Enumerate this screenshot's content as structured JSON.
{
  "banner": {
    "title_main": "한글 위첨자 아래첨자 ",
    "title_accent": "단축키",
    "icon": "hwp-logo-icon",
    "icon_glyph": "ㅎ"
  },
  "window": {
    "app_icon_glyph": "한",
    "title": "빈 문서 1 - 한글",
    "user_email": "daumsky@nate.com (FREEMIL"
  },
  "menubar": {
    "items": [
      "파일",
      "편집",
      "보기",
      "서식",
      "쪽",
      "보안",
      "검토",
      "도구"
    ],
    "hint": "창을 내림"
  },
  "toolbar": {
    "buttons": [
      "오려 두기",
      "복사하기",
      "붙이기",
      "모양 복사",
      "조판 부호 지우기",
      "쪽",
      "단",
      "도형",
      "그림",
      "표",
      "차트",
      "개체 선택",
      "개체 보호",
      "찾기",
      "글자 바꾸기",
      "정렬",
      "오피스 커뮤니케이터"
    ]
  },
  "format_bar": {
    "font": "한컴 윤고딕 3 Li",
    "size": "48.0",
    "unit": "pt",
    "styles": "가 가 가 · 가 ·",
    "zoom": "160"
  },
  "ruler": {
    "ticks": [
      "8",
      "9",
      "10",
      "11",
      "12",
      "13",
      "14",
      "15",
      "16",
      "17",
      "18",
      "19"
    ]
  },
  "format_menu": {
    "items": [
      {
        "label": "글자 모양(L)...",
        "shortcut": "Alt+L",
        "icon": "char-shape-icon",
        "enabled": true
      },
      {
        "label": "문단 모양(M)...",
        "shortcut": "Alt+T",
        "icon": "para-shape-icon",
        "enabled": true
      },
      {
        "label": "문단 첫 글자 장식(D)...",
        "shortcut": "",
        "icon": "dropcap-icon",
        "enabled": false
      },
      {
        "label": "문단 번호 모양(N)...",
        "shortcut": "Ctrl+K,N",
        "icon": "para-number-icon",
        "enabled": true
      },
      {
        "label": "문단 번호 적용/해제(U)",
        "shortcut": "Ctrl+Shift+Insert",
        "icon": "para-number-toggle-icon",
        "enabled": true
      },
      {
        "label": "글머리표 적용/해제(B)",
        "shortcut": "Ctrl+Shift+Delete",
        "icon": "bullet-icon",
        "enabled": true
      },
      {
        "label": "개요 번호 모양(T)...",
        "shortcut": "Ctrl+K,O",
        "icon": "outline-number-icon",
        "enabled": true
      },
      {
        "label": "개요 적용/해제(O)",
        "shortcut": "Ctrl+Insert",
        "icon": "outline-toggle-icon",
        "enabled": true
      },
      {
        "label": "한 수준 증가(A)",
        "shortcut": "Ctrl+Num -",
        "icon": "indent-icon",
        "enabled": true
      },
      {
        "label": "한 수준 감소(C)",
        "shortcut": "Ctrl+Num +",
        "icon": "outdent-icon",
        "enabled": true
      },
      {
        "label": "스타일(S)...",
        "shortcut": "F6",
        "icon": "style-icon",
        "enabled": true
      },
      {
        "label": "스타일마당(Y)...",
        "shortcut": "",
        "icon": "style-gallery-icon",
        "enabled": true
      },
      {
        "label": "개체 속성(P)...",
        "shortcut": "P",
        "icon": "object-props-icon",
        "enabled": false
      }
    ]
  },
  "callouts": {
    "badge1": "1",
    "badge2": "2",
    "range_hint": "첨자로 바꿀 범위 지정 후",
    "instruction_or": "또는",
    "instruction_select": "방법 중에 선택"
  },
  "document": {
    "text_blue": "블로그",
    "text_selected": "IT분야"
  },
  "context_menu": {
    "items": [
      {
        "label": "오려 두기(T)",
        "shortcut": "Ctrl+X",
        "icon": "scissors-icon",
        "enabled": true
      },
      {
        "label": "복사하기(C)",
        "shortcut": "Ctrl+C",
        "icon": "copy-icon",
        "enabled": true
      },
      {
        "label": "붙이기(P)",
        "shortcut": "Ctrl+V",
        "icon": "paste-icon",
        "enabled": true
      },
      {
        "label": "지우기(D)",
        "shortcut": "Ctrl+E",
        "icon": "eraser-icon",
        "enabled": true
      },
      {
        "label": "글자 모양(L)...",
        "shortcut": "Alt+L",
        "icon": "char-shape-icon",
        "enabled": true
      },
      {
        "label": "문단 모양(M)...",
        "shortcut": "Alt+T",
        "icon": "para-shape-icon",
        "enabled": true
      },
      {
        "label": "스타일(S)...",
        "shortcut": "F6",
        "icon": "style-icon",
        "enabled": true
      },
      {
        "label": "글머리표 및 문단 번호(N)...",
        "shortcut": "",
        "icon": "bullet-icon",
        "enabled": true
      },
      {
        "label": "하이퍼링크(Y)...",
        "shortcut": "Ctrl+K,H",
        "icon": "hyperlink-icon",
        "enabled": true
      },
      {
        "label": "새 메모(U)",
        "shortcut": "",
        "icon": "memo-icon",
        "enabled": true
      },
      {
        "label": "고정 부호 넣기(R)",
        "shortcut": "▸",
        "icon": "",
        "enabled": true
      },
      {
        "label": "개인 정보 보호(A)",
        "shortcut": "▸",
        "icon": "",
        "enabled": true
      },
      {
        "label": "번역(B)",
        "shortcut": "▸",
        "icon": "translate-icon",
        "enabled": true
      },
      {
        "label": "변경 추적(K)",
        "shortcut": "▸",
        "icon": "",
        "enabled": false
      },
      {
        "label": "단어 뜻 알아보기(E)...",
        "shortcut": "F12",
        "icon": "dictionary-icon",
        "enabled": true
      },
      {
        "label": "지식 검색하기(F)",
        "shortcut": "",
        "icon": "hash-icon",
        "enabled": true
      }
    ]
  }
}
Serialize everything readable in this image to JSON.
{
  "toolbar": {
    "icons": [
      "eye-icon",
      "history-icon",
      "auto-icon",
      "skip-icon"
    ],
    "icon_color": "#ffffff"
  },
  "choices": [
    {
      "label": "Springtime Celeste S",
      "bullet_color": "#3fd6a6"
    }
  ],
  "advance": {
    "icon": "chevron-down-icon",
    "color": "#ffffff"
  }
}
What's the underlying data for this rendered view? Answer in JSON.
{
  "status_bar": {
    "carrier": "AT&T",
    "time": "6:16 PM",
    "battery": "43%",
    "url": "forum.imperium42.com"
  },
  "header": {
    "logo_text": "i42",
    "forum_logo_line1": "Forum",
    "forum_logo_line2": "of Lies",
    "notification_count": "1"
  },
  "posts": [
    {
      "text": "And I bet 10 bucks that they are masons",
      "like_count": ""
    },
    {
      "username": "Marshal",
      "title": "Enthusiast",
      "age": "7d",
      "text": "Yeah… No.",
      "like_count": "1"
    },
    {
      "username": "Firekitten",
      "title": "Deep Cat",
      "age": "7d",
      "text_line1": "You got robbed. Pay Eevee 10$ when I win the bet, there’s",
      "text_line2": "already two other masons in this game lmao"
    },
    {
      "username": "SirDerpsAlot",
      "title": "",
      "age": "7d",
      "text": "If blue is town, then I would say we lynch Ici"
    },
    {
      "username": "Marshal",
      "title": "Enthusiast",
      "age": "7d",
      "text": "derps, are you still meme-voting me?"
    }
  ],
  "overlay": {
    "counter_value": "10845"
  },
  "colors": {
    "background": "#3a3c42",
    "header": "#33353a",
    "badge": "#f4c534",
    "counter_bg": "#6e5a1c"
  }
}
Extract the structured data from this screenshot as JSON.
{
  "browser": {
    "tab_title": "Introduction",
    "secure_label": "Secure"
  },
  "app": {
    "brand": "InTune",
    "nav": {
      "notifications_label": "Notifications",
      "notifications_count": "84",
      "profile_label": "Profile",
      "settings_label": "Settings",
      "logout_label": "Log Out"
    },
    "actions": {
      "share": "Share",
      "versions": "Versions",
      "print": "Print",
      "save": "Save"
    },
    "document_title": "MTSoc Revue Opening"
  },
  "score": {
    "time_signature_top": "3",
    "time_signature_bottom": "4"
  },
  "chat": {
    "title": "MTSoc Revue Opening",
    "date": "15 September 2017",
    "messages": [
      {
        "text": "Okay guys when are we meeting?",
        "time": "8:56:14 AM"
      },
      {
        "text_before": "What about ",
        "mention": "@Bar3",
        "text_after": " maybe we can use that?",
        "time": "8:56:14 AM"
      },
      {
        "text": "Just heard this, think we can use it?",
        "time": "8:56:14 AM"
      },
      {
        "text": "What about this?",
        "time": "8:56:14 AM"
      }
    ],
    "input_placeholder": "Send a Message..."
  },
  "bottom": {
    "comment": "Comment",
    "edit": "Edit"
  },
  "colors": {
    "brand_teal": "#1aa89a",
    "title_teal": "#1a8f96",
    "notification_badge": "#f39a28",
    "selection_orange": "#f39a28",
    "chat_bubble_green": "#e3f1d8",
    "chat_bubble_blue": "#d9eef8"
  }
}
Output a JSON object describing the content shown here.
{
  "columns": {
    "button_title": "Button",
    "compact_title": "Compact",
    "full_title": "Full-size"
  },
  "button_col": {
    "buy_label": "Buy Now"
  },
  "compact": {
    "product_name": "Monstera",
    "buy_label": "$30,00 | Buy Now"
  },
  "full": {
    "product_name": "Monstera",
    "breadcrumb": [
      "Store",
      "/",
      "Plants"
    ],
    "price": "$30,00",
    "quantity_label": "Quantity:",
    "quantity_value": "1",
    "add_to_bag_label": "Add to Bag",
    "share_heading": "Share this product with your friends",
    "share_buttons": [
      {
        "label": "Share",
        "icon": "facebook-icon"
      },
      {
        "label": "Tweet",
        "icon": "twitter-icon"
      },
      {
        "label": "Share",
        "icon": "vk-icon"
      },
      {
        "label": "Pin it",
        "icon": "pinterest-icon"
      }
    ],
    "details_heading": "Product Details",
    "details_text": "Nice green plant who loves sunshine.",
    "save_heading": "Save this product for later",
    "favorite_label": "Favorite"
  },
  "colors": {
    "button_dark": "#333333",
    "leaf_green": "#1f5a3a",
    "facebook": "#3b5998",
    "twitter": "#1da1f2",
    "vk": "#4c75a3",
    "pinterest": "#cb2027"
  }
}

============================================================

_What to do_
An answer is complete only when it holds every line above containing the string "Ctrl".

_Answer below_
        "shortcut": "Ctrl+K,N",
        "shortcut": "Ctrl+Shift+Insert",
        "shortcut": "Ctrl+Shift+Delete",
        "shortcut": "Ctrl+K,O",
        "shortcut": "Ctrl+Insert",
        "shortcut": "Ctrl+Num -",
        "shortcut": "Ctrl+Num +",
        "shortcut": "Ctrl+X",
        "shortcut": "Ctrl+C",
        "shortcut": "Ctrl+V",
        "shortcut": "Ctrl+E",
        "shortcut": "Ctrl+K,H",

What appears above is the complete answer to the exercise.